Rob Pegoraro’s 2-week old review of Google Earth is in The Seattle Times today, and thus misses out on reporting on all the social bookmarking innovation that’s happened in the meantime. But there’s one thing I didn’t know:
You can add “placemarks” for any interesting spots you find, then share them with other Google Earth users via an online bulletin board (bbs.keyhole.com). This ought to be directly integrated with Google Earth, instead of requiring you to save a placemark as a separate file, then switch to your Web browser to attach that file to a posting in that bulletin board.
It should then show up under the “Keyhole BBS” category in Google Earth’s Layers menu, but the program neglects to explain (as a Google publicist did) that it takes about two weeks for that to happen.

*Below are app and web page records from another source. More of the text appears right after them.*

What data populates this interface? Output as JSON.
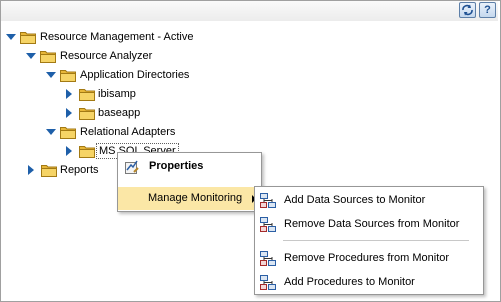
{
  "toolbar": {
    "refresh_icon": "refresh-icon",
    "help_icon": "help-icon",
    "help_label": "?"
  },
  "tree": {
    "root": "Resource Management - Active",
    "resource_analyzer": "Resource Analyzer",
    "application_directories": "Application Directories",
    "ibisamp": "ibisamp",
    "baseapp": "baseapp",
    "relational_adapters": "Relational Adapters",
    "ms_sql_server": "MS SQL Server",
    "reports": "Reports"
  },
  "context_menu": {
    "properties": "Properties",
    "manage_monitoring": "Manage Monitoring"
  },
  "submenu": {
    "add_data_sources": "Add Data Sources to Monitor",
    "remove_data_sources": "Remove Data Sources from Monitor",
    "remove_procedures": "Remove Procedures from Monitor",
    "add_procedures": "Add Procedures to Monitor"
  },
  "colors": {
    "folder": "#f2c752",
    "highlight": "#fbe7a6",
    "twisty": "#1e5fa9"
  }
}
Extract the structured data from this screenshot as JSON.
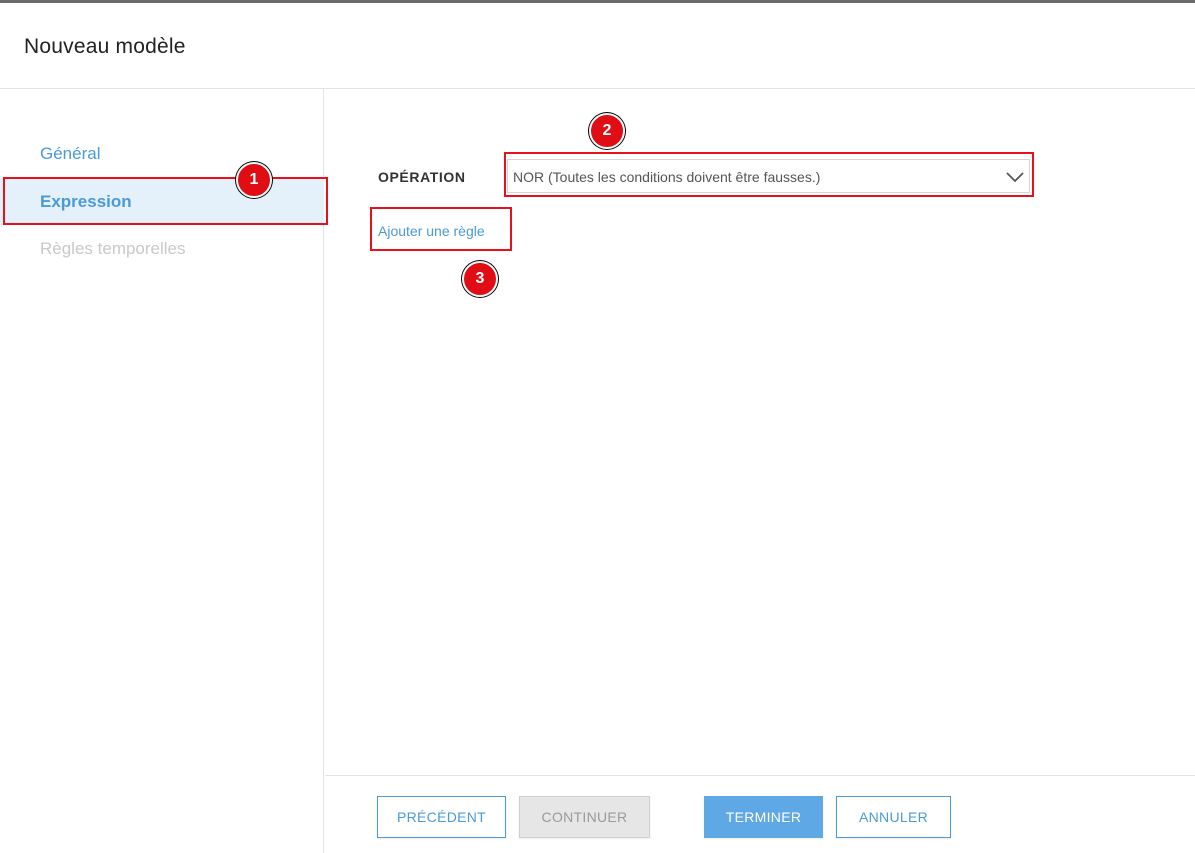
{
  "dialog": {
    "title": "Nouveau modèle"
  },
  "sidebar": {
    "items": [
      {
        "label": "Général",
        "state": "link"
      },
      {
        "label": "Expression",
        "state": "active"
      },
      {
        "label": "Règles temporelles",
        "state": "disabled"
      }
    ]
  },
  "main": {
    "operation_label": "OPÉRATION",
    "operation_value": "NOR (Toutes les conditions doivent être fausses.)",
    "add_rule_link": "Ajouter une règle"
  },
  "footer": {
    "prev_label": "PRÉCÉDENT",
    "continue_label": "CONTINUER",
    "finish_label": "TERMINER",
    "cancel_label": "ANNULER"
  },
  "annotations": [
    {
      "number": "1",
      "target": "sidebar-item-expression"
    },
    {
      "number": "2",
      "target": "operation-select"
    },
    {
      "number": "3",
      "target": "add-rule-link"
    }
  ],
  "colors": {
    "accent": "#4a9ad8",
    "active_bg": "#e4f0fa",
    "primary_button": "#5ea8e6",
    "annotation_red": "#e00d14"
  },
  "icons": {
    "select_arrow": "chevron-down-icon"
  }
}
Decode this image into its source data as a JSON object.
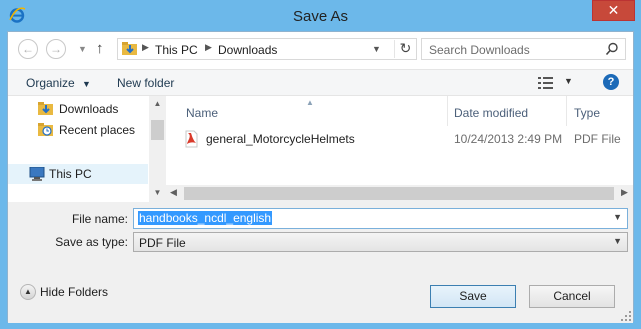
{
  "window": {
    "title": "Save As",
    "close_label": "✕"
  },
  "address": {
    "crumbs": [
      "This PC",
      "Downloads"
    ],
    "search_placeholder": "Search Downloads"
  },
  "toolbar": {
    "organize": "Organize",
    "new_folder": "New folder",
    "help": "?"
  },
  "nav": {
    "items": [
      {
        "label": "Downloads",
        "icon": "downloads-folder-icon"
      },
      {
        "label": "Recent places",
        "icon": "recent-places-icon"
      },
      {
        "label": "This PC",
        "icon": "computer-icon",
        "selected": true
      }
    ]
  },
  "files": {
    "columns": [
      "Name",
      "Date modified",
      "Type"
    ],
    "rows": [
      {
        "name": "general_MotorcycleHelmets",
        "date": "10/24/2013 2:49 PM",
        "type": "PDF File",
        "icon": "pdf-icon"
      }
    ]
  },
  "form": {
    "file_name_label": "File name:",
    "file_name_value": "handbooks_ncdl_english",
    "save_type_label": "Save as type:",
    "save_type_value": "PDF File"
  },
  "footer": {
    "hide_folders": "Hide Folders",
    "save": "Save",
    "cancel": "Cancel"
  },
  "colors": {
    "titlebar": "#6cb8ea",
    "close": "#c7493a",
    "selection": "#3399ff"
  }
}
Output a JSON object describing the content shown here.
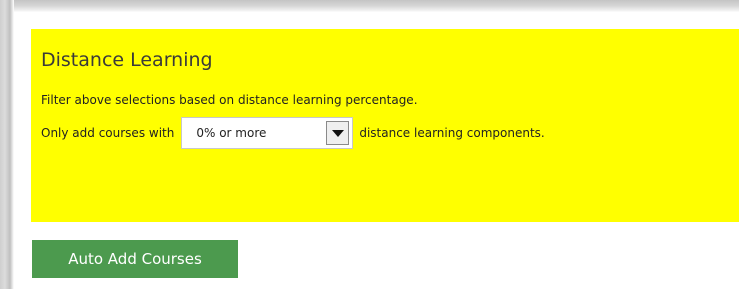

Still, the perfect review would have gone beyond drooling at the eyecandy to mention that the one thing that really makes Google Earth unique from its competitors (like NASA’s World Wind is that anyone can publish anything to Google Earth — it need not go via semi-official channels like the (still very useful) Keyhole bulletin board. If Microsoft’s upcoming Virtual Earth wants to compete, it will need to have the same level of openness.
The Wall Street Journal’s Tim Hanrahan and Jason Fry have a go at Google Earth, and do find more of a future for it than Walt Mossberg did a week ago.
“After mulling it over, we think there will be a business here — eventually,” they write, though they feel the application won’t really get off the ground until it moves to cell phones and PDAs. This is a strange thing to think, as there are plenty of applications, for example web browsers and the Google search service itself, that became wildly popular before they became mobile and minute.
And while there certainly is a future in Google Earth for advertising dollars, the article does not recognize why Google Earth (and Google Maps) is a disruptive technology: It uses open standards, not proprietary ones, and it encourages user contributions and hacking by making its APIs and XML accessible. Google Earth will be a runaway success because it will make itself useful to users in ways that Google itself does not try to fathom, though Google will control the ability to advertise on the results of this user creativity. That’s very clever.
Walt Mossberg reviews Google Earth in his weekly Wall Street Journal column. He basically sees the the application as amazing eye candy, but not much more:
… there are times when even a hardened skeptic has to admit to amazement and delight at the sheer coolness of some of the things you can do on a personal computer today.
…The trouble is, I’m not sure how practical Google Earth is for most people.
Walt misses the most impressive aspect of Google Earth — its ability to let anyone publish dynamically updating content to it. This makes Google Earth far more powerful than it currently looks in its naked newborn state.
But Walt does make an (unintentional) point. Before GE can realize its promise he would need to master new file formats, a new way of visualizing information, and familiarity with a completely new browsing application. This means a learning curve. Flattening it is the job of this blog.